### Work request
Only a number is expected here: the count of lines in this data where "bucket" occurs.

======== Source material ========

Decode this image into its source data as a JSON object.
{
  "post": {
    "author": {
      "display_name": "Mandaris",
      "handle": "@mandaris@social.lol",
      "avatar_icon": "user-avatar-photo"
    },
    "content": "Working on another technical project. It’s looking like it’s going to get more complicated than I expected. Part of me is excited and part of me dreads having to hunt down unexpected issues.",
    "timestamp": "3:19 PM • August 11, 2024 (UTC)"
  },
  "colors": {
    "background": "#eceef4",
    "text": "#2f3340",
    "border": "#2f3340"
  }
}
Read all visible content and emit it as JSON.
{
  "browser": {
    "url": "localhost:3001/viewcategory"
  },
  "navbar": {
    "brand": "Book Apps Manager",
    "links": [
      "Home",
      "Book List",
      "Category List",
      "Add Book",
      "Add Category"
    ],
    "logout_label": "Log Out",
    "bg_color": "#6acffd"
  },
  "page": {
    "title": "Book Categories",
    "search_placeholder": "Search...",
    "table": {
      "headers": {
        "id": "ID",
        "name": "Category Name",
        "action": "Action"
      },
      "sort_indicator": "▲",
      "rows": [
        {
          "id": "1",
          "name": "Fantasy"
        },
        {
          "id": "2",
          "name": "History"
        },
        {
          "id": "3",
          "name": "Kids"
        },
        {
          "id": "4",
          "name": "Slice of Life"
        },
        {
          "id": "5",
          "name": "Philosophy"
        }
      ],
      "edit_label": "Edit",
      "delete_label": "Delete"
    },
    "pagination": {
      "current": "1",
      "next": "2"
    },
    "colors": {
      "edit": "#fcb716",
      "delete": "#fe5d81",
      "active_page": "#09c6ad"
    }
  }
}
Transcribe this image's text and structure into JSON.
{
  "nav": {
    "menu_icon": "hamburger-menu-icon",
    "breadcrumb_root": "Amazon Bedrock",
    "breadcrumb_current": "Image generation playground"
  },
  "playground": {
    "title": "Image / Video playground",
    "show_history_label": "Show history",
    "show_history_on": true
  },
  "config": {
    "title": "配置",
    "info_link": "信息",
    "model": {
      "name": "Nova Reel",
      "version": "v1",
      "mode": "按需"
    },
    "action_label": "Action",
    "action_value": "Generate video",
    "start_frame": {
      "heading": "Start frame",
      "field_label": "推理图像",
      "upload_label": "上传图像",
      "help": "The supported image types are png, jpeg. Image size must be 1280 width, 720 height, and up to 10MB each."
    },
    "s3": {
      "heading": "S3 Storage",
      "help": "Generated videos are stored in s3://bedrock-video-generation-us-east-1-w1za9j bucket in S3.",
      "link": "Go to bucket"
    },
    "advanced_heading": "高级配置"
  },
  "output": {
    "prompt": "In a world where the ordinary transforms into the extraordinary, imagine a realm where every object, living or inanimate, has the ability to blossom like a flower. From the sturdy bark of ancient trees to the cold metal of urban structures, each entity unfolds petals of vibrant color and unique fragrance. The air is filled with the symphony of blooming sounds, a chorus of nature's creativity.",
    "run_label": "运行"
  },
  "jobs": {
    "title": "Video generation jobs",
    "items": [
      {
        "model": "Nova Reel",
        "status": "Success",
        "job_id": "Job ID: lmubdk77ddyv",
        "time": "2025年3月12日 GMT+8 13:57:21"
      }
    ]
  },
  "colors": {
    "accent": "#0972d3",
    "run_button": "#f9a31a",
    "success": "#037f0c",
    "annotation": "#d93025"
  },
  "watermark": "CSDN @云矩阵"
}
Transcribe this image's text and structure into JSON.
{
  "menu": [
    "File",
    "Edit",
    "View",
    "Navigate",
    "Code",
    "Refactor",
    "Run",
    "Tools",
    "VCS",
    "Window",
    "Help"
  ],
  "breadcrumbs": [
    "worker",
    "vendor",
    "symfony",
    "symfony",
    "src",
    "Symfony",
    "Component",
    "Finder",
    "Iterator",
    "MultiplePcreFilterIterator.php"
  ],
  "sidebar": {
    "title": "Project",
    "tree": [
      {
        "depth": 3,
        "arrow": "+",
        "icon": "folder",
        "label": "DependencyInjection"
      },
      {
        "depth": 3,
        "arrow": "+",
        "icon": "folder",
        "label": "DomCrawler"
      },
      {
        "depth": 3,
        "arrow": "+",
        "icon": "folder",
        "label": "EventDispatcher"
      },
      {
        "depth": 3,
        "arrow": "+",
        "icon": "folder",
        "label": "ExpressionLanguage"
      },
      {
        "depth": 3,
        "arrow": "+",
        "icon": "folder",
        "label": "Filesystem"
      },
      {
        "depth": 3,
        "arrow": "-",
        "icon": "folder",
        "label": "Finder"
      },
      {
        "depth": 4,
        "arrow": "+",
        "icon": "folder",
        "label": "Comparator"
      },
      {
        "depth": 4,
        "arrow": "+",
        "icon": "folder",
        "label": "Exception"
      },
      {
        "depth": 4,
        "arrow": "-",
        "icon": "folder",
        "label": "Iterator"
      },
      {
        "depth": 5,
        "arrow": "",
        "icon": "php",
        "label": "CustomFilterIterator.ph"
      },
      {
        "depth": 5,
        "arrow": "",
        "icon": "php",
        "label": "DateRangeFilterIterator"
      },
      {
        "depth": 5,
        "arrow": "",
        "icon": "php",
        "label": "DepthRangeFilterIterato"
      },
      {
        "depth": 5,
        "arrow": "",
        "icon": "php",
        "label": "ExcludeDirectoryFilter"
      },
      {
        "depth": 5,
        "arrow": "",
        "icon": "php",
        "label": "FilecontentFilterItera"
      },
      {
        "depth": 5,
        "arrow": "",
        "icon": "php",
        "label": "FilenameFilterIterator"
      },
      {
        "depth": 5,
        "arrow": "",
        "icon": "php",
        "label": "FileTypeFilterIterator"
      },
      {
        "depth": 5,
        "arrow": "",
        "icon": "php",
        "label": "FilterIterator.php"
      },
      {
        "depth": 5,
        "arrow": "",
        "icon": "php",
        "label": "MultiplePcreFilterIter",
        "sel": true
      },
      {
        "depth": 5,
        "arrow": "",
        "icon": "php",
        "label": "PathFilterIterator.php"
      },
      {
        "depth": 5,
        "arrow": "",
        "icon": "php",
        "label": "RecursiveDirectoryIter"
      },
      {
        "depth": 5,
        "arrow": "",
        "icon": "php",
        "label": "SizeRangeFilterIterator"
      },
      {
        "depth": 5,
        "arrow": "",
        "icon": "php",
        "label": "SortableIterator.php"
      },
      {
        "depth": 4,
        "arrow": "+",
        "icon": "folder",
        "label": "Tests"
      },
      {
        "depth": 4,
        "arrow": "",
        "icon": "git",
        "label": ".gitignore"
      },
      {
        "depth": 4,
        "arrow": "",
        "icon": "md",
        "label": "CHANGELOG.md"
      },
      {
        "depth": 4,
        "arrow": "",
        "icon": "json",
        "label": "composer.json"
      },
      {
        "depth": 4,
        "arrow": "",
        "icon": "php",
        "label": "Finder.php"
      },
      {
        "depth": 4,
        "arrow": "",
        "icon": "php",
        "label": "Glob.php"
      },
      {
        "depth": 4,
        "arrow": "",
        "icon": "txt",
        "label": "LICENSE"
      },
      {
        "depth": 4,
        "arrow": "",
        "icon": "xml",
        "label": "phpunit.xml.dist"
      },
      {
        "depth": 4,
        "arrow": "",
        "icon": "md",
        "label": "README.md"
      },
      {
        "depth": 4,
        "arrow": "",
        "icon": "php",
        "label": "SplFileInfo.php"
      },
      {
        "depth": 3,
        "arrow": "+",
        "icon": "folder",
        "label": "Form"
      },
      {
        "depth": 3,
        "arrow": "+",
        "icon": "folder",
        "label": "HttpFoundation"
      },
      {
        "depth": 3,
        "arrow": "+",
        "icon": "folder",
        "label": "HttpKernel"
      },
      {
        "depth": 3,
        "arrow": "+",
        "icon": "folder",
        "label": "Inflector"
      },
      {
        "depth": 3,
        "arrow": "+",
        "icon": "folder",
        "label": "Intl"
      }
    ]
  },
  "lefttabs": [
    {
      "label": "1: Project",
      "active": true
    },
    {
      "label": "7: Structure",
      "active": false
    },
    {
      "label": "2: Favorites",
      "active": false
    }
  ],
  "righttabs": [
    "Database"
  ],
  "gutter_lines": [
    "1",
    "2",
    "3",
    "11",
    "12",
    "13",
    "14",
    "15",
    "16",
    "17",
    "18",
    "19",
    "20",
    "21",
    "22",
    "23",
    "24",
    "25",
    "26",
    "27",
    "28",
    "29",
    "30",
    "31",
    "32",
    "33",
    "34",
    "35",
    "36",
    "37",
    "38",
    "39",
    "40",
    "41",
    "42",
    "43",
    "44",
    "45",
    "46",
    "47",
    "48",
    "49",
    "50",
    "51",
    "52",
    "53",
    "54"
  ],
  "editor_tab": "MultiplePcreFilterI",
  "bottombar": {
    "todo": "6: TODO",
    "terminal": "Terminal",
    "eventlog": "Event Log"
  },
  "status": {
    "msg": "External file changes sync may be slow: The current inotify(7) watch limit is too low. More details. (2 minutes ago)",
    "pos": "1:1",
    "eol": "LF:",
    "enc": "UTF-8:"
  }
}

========

### Your solution
2